TASK BRIEF:
Retype every line of the data, keeping each word exactly.
##### RECORD SET #####
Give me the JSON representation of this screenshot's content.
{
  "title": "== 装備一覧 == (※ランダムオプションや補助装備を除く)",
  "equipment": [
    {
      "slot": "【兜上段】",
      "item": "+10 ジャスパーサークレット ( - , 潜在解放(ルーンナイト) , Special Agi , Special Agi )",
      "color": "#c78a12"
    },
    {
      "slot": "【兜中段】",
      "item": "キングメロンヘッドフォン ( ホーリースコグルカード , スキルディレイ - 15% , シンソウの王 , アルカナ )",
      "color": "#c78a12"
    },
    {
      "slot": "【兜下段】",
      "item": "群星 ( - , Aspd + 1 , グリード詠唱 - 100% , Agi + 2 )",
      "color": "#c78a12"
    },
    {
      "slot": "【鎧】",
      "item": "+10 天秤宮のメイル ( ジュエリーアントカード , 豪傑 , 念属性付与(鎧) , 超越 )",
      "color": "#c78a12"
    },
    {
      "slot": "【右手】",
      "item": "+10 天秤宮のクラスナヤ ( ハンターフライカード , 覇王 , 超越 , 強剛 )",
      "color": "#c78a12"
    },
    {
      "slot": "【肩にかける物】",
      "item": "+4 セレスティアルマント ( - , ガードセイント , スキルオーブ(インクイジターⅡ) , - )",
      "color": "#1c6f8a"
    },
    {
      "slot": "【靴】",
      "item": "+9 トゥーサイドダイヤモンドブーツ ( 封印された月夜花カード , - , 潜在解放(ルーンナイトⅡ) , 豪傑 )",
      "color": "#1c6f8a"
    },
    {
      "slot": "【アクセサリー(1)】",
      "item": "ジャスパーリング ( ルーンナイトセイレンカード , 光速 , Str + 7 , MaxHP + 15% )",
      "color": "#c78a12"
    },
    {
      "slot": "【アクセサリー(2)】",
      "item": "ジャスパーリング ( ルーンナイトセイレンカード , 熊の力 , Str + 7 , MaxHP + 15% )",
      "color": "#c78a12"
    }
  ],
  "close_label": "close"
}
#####
THE COMPLETED TASK:
Give me the JSON representation of this screenshot's content.
{
  "title": "== 装備一覧 == (※ランダムオプションや補助装備を除く)",
  "equipment": [
    {
      "slot": "【兜上段】",
      "item": "+10 ジャスパーサークレット ( - , 潜在解放(ルーンナイト) , Special Agi , Special Agi )",
      "color": "#c78a12"
    },
    {
      "slot": "【兜中段】",
      "item": "キングメロンヘッドフォン ( ホーリースコグルカード , スキルディレイ - 15% , シンソウの王 , アルカナ )",
      "color": "#c78a12"
    },
    {
      "slot": "【兜下段】",
      "item": "群星 ( - , Aspd + 1 , グリード詠唱 - 100% , Agi + 2 )",
      "color": "#c78a12"
    },
    {
      "slot": "【鎧】",
      "item": "+10 天秤宮のメイル ( ジュエリーアントカード , 豪傑 , 念属性付与(鎧) , 超越 )",
      "color": "#c78a12"
    },
    {
      "slot": "【右手】",
      "item": "+10 天秤宮のクラスナヤ ( ハンターフライカード , 覇王 , 超越 , 強剛 )",
      "color": "#c78a12"
    },
    {
      "slot": "【肩にかける物】",
      "item": "+4 セレスティアルマント ( - , ガードセイント , スキルオーブ(インクイジターⅡ) , - )",
      "color": "#1c6f8a"
    },
    {
      "slot": "【靴】",
      "item": "+9 トゥーサイドダイヤモンドブーツ ( 封印された月夜花カード , - , 潜在解放(ルーンナイトⅡ) , 豪傑 )",
      "color": "#1c6f8a"
    },
    {
      "slot": "【アクセサリー(1)】",
      "item": "ジャスパーリング ( ルーンナイトセイレンカード , 光速 , Str + 7 , MaxHP + 15% )",
      "color": "#c78a12"
    },
    {
      "slot": "【アクセサリー(2)】",
      "item": "ジャスパーリング ( ルーンナイトセイレンカード , 熊の力 , Str + 7 , MaxHP + 15% )",
      "color": "#c78a12"
    }
  ],
  "close_label": "close"
}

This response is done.